Then, after half an hour’s wait, came Queen. The whole stadium rose as, without announcement, the speakers started blasting out One Vision. A thunder went up when the four stars of the show swept onto the stage. The flamboyant Freddie Mercury pranced and strutted along in time to the music and his own voice. Hit followed hit. One Vision, Kind Of Magic, Crazy Little Thing Called Love, Love Of My Heart (Life, surely?) and a tear-jerking Is This The World We Created? to name a few. With the hits came the rain. Thankfully we were under shelter (good thinking by future wifey…) but it didn’t bother many who weren’t and brought wisecracks from Freddie.
Instrumentals from Taylor and May were then followed by more hits. I Want To Break Free, Another One Bites The Dust, Under Pressure and the excellent Bohemian Rhapsody. With Quo and Queen the sound system had really taken flight and the audience had taken voice, as a lively performance of Tutti Frutti showed. Then, as the group left the stage (after two or three more hits, including an excellent Hammer To Fall) the crowd rose as one, demanding more. As the lights went down, the lighters appeared, small pinpoints of light in a sea of blackness. A roar went up as Queen came back on, another one as Radio Ga Ga started. With the chorus thousands of pairs of hands shot into the air to do the clap sequence from the video, a great sign of unity and a wonderful sight. Again they went off. Again the lighters, again they came on. (Must have been magical lighters, I suppose.) A grand finale in every sense of the phrase. We Will Rock You, then Friends Will Be Friends and finally and appropriately We Are The Champions, all of which were heard for dozens of yards outside the stadium.

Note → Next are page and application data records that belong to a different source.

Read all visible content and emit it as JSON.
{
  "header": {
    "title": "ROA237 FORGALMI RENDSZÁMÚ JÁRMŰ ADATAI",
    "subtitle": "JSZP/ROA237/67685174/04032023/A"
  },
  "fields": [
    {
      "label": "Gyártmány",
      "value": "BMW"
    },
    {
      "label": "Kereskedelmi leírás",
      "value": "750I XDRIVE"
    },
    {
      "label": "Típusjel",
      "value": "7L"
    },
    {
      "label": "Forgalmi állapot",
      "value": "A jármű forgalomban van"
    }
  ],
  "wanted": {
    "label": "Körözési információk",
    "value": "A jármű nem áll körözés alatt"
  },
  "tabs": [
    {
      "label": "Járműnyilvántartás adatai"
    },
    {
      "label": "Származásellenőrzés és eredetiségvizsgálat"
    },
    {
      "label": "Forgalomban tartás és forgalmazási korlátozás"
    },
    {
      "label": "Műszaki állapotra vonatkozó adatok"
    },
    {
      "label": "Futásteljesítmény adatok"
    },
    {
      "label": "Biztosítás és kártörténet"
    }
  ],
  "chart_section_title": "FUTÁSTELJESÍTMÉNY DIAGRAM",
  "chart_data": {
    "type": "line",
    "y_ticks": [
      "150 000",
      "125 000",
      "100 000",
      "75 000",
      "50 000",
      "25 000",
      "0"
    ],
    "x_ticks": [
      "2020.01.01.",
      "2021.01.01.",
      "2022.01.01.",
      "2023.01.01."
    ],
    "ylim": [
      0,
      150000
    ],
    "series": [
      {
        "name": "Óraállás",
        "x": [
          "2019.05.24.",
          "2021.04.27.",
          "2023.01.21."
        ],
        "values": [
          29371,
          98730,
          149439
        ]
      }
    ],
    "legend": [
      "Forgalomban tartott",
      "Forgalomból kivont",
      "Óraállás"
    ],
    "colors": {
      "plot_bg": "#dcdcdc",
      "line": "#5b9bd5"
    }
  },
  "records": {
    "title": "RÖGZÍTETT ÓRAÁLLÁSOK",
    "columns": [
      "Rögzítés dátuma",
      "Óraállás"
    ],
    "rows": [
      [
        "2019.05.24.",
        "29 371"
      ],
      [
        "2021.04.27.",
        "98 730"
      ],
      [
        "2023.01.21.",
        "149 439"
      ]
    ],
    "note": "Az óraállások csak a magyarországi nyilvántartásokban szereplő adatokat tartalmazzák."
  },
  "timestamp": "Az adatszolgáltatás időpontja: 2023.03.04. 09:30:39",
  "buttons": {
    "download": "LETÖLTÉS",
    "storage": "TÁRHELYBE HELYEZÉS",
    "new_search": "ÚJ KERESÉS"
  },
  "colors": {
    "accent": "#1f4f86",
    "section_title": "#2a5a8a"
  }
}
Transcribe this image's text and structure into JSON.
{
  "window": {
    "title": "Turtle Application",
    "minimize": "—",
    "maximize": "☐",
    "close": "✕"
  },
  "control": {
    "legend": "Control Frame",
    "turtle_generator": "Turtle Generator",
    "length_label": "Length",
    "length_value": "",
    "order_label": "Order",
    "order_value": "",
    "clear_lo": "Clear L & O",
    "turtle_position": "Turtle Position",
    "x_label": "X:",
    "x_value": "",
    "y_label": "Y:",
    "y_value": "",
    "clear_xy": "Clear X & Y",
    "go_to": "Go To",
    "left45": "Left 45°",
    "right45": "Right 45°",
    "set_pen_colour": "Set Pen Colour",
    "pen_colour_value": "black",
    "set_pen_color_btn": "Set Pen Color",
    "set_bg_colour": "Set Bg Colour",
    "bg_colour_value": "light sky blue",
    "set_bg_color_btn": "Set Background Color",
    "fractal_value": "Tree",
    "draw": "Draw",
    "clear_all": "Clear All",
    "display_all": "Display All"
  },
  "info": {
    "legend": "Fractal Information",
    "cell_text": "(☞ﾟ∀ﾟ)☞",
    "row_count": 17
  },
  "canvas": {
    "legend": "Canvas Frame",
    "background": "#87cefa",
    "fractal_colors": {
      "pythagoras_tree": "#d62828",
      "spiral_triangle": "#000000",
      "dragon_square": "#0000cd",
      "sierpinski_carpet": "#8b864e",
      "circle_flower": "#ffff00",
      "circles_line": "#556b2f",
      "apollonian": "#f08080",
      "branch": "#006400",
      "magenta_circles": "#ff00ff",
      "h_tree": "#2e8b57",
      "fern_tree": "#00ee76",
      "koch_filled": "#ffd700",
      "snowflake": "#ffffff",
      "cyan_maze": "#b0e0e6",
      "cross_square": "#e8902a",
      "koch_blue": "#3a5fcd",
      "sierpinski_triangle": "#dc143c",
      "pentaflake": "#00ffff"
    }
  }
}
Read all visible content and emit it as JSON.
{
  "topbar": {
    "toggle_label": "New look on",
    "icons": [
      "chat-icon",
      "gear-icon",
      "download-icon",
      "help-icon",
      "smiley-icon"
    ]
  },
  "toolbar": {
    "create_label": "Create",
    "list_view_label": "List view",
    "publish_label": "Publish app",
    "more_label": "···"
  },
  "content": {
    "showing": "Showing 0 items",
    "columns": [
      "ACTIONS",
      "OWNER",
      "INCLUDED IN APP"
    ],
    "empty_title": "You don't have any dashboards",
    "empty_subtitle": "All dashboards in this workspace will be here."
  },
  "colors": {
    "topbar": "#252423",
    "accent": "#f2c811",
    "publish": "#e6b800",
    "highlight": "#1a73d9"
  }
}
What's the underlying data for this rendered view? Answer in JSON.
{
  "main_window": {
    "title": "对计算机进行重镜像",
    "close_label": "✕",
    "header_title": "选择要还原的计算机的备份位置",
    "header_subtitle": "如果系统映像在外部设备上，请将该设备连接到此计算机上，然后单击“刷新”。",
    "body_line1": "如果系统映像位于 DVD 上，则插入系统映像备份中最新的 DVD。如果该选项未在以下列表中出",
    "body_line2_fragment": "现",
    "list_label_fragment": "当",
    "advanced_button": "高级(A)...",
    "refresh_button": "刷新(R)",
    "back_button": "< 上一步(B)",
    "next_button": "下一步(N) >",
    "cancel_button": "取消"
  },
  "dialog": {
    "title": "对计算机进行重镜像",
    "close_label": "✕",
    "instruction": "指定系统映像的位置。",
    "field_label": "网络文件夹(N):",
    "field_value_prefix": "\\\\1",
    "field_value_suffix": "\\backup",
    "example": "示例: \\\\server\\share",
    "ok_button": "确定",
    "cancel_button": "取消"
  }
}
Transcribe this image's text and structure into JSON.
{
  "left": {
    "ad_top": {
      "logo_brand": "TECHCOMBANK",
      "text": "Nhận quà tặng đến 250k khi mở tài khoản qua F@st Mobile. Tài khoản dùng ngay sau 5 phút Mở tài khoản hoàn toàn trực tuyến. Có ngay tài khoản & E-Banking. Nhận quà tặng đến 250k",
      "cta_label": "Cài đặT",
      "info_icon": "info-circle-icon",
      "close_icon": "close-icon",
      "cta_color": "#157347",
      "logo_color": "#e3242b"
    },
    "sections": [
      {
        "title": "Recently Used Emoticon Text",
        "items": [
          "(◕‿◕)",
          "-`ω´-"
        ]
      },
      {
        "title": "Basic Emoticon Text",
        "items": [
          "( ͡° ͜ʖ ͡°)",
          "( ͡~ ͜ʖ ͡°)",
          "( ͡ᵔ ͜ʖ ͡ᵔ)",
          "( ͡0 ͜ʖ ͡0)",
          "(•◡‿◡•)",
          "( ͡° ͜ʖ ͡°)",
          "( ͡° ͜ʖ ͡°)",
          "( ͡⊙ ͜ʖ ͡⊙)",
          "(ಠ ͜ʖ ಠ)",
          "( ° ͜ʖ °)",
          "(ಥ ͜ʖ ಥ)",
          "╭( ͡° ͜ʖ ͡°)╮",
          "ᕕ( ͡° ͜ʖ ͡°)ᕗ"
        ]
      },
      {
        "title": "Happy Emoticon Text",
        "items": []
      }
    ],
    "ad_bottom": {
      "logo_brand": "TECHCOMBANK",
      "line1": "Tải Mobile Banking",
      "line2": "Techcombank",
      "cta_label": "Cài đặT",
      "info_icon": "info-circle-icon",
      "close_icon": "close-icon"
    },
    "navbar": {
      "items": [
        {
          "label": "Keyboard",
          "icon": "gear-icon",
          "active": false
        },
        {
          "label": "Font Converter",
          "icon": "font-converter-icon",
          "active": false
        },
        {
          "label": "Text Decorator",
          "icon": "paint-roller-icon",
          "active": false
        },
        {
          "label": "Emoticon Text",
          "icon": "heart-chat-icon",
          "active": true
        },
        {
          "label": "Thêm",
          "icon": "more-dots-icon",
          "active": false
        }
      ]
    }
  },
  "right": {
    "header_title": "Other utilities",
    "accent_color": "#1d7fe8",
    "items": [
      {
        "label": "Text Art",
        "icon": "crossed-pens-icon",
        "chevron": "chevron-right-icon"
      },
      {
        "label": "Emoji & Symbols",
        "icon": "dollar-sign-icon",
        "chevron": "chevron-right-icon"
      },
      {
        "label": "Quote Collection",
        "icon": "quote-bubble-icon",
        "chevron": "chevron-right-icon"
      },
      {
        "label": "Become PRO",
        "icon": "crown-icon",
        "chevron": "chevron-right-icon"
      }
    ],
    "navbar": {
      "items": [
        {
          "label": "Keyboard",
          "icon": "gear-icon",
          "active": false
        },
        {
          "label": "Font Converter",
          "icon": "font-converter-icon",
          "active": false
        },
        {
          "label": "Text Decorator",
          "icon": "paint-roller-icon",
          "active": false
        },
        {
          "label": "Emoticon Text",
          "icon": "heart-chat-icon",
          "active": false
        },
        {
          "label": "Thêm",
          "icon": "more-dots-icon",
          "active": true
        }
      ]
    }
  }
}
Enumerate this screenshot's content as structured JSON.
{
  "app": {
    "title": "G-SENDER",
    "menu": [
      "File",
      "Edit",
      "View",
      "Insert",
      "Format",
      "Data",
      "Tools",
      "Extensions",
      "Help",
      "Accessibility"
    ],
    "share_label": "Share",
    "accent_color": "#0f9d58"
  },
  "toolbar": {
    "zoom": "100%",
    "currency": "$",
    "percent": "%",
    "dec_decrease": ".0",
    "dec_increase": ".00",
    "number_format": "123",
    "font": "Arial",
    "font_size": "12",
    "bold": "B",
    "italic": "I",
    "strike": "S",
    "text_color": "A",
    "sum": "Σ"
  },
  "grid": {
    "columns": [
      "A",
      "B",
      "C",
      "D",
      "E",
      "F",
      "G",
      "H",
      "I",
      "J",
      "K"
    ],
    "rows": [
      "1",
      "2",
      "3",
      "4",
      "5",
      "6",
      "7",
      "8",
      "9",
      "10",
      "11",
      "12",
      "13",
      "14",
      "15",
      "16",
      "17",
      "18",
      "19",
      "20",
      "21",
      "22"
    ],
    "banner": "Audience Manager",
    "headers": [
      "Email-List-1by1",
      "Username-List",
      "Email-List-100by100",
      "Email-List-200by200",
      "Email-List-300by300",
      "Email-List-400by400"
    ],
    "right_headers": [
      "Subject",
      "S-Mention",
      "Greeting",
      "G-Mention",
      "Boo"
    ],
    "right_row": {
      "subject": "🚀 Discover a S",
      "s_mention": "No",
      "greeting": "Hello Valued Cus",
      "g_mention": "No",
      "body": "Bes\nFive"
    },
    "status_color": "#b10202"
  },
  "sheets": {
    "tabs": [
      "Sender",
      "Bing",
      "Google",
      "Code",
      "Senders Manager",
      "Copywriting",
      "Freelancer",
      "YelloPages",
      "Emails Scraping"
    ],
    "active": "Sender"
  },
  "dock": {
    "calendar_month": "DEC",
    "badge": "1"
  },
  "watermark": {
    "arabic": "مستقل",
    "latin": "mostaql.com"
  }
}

Finally it was over, but the crowd as one was still reluctant to go. It had definitely been a night of Summer magic, rain and all.